Thursday, February 10, 2005

I'm going to the opera!

New tactics from PETA:
They've spent years burning fur coats and tossing paint at people wearing them. But today, the Norfolk-based animal-rights group PETA tried something completely different -— handing out dozens of furs to homeless people at a Washington, D.C., shelter.
This makes a lot of sense to me. Fur is great for warmth, that's why animals wear it. And who needs a warm coat more than the homeless? If fur coats were to become part of the standard homeless uniform, that would probably be more effective than any advertising campaign PETA could dream up. Here's a quote from another story:
"I'm going to the opera!" joked Marie Ravix, snatching up a dramatic, long brown fur coat with delight as animal rights group PETA handed the symbols of sartorial luxury to the homeless poor.

Wednesday, February 09, 2005

Price Indexing

Tyler Cowen has a good post on proposals to freeze social security benefits (in real terms).

Thursday, February 03, 2005

Notes from someone who didn't watch the speech

I only caught the very end of the state of the union address, and I only read part of the transcript. Nevertheless I have a couple of comments.

  • Bush's stated intentions with regard to Social Security sounded a lot more reasonable than I expected. His descriptions of the problems in the system were pretty fair. He put the issue of limiting the growth in benefits in the forefront, and only later talked about private accounts. And he labeled those accounts as a way of making the system a better deal for younger workers in tandem with the necessary benefit reductions. I still think it's a bit misleading to use words like "bankrupt" to describe the Social Security problem, but overall I thought this was responsible rhetoric and better than some of what I've heard before from the administration on the topic. Now if he could just get this worked up about the current deficit...
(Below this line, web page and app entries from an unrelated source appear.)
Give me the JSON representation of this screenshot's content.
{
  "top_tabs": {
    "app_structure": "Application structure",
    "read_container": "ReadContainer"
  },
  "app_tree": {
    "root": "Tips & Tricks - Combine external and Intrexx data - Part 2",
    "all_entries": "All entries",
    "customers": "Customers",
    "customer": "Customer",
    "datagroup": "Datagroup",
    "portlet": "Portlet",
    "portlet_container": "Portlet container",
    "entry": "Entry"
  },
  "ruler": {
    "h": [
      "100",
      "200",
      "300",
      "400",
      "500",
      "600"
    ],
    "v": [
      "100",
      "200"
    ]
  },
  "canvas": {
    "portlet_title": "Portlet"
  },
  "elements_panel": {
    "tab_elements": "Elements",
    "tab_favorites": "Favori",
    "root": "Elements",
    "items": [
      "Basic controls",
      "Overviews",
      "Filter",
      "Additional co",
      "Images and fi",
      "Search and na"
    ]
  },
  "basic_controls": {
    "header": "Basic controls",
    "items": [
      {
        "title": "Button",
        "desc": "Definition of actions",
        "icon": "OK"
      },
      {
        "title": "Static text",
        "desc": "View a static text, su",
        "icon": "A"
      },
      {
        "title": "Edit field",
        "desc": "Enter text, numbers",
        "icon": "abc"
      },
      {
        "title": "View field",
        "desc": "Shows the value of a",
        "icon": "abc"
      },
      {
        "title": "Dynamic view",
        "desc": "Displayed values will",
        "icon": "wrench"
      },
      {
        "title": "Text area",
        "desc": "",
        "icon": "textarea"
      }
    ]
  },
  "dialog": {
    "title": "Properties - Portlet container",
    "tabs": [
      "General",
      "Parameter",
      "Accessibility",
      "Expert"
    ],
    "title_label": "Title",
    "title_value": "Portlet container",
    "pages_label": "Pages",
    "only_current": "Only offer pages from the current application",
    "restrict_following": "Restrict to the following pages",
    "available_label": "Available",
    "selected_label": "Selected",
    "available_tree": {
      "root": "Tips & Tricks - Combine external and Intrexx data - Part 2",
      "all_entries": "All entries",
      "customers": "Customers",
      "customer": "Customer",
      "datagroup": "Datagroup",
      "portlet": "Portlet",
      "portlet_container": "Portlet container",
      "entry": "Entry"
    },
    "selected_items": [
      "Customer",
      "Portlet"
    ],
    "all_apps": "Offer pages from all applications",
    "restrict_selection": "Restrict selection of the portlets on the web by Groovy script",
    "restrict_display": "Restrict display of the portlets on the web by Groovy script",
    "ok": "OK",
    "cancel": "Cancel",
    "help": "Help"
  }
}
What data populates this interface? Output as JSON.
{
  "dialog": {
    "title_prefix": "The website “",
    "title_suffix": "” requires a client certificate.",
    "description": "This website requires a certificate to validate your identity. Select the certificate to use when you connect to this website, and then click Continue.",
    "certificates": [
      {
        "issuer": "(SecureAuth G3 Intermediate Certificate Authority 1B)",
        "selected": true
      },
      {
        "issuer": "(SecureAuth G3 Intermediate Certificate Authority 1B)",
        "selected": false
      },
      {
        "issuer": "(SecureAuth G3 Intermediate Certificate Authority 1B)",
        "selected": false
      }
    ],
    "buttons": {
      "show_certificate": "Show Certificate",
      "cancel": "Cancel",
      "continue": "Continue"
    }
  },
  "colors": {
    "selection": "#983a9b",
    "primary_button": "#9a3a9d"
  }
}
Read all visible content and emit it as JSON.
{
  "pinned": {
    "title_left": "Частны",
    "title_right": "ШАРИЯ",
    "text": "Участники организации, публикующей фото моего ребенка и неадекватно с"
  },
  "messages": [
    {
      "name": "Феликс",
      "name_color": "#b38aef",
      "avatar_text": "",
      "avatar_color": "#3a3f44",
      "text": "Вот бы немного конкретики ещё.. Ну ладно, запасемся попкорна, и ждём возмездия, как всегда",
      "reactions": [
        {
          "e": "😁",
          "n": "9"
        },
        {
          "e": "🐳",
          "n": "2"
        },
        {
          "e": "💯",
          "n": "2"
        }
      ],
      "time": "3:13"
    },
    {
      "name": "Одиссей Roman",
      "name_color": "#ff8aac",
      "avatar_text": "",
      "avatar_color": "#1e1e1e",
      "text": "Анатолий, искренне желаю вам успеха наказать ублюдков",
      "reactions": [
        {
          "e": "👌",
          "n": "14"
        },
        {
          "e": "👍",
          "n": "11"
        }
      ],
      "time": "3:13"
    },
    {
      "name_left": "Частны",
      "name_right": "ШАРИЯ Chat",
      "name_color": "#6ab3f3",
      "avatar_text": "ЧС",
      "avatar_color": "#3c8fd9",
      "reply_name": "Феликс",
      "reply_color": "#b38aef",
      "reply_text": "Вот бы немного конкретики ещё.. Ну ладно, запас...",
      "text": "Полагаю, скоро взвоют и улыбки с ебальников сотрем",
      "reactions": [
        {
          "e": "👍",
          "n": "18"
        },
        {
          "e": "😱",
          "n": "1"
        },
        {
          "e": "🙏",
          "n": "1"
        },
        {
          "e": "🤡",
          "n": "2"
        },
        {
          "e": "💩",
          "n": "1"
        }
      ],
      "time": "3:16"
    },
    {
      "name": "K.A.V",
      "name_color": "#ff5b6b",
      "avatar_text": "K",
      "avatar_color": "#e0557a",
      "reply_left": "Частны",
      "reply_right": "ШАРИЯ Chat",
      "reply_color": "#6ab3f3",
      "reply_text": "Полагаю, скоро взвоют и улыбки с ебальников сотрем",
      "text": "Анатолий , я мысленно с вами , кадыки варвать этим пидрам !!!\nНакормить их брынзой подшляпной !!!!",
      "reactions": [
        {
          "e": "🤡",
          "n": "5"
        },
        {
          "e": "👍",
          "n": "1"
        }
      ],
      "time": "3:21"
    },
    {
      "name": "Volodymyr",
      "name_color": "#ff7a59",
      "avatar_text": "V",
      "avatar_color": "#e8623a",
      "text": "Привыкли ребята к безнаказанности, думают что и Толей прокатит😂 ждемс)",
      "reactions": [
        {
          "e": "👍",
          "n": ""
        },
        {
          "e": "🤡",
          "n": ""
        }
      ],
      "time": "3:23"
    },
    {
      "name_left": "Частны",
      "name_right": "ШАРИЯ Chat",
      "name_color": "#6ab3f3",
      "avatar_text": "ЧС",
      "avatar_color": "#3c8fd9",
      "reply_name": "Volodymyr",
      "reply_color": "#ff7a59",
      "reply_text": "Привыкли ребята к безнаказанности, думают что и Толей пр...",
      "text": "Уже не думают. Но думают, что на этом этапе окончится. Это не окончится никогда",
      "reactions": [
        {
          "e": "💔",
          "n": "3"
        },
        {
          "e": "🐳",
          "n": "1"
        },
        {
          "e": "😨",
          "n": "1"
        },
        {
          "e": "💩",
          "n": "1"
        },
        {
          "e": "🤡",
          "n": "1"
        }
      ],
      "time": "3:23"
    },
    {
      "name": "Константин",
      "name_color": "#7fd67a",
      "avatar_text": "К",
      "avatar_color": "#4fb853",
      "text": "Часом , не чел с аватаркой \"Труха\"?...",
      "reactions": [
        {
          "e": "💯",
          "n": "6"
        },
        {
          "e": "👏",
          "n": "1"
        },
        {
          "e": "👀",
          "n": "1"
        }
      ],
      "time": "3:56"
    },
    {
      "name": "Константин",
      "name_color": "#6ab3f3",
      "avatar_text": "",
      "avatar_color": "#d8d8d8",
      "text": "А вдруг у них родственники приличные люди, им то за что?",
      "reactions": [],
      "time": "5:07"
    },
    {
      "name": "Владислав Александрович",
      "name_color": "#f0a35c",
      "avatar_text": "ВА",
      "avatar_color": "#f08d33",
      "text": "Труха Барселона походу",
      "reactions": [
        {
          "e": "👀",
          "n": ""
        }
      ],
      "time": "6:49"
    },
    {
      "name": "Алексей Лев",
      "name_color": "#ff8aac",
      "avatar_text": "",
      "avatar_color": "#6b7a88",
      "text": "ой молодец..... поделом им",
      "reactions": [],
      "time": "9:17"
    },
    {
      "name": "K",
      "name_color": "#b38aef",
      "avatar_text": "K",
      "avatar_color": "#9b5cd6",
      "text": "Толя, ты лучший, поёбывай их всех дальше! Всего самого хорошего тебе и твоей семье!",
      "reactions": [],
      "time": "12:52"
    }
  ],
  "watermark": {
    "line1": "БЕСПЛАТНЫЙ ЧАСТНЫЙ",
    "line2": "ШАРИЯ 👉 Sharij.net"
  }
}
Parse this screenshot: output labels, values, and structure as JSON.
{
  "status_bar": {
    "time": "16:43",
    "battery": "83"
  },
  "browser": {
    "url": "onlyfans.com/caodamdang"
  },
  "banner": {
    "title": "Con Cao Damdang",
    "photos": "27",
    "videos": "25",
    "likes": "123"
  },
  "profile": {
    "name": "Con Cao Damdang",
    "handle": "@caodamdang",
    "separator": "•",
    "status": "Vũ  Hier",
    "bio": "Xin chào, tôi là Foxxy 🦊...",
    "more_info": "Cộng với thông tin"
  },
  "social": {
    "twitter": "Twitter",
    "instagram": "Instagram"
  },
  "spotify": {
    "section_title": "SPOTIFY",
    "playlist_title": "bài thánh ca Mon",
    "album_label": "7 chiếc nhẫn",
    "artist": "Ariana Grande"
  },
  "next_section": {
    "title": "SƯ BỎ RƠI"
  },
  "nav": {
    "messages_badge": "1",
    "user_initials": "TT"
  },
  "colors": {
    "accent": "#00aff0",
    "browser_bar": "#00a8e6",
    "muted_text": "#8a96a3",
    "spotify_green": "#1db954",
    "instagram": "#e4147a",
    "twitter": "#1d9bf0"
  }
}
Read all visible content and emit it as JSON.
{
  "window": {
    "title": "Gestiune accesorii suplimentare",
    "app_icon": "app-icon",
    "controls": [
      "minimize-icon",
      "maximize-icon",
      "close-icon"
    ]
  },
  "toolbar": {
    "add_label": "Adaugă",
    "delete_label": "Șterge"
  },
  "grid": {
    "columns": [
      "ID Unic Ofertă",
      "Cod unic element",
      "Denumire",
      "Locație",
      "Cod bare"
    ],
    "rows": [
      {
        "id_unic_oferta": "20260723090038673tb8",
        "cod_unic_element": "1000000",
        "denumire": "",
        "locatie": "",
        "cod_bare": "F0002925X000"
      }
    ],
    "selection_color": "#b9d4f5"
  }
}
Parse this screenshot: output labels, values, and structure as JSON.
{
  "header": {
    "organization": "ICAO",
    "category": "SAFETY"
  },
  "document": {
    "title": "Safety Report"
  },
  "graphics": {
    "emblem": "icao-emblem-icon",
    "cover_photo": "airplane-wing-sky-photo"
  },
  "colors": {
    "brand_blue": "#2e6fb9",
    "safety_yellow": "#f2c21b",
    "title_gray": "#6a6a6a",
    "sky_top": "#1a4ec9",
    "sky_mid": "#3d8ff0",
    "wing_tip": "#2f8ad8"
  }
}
  • The Democratic response from Sen. Harry Reid was such a pile of claptrap that it was difficult to watch. Here's an excerpt:
    Ding, dong. The sound of the Liberty Bell. Ding. Freedom. Dong. Opportunity. Ding. Excellent schools. Dong. Quality hospitals.
    Oh, wait, sorry...that's actually an entry in an essay contest for children under twelve from an episode of The Simpsons. But it's remarkably close both spirit and content to the remarks offered by Reid.
  • Tuesday, February 01, 2005

    Civics teachers needed

    I was surprised to read this morning about a study showing that American high school students are ignorant and ambivalent about the rights guaranteed in the first amendment.
    [W]hen told of the exact text of the First Amendment, more than one in three high school students said it goes "too far" in the rights it guarantees. Only half of the students said newspapers should be allowed to publish freely without government approval of stories.
    That last sentence is especially surprising. I'm concerned, but skeptical. If the study is accurate, it's interesting that this all takes place against a backdrop of a society that has adopted an increasingly expansive view of "rights" over the past decades. Perhaps this can lead to the erosion of support for more basic constitutional rights.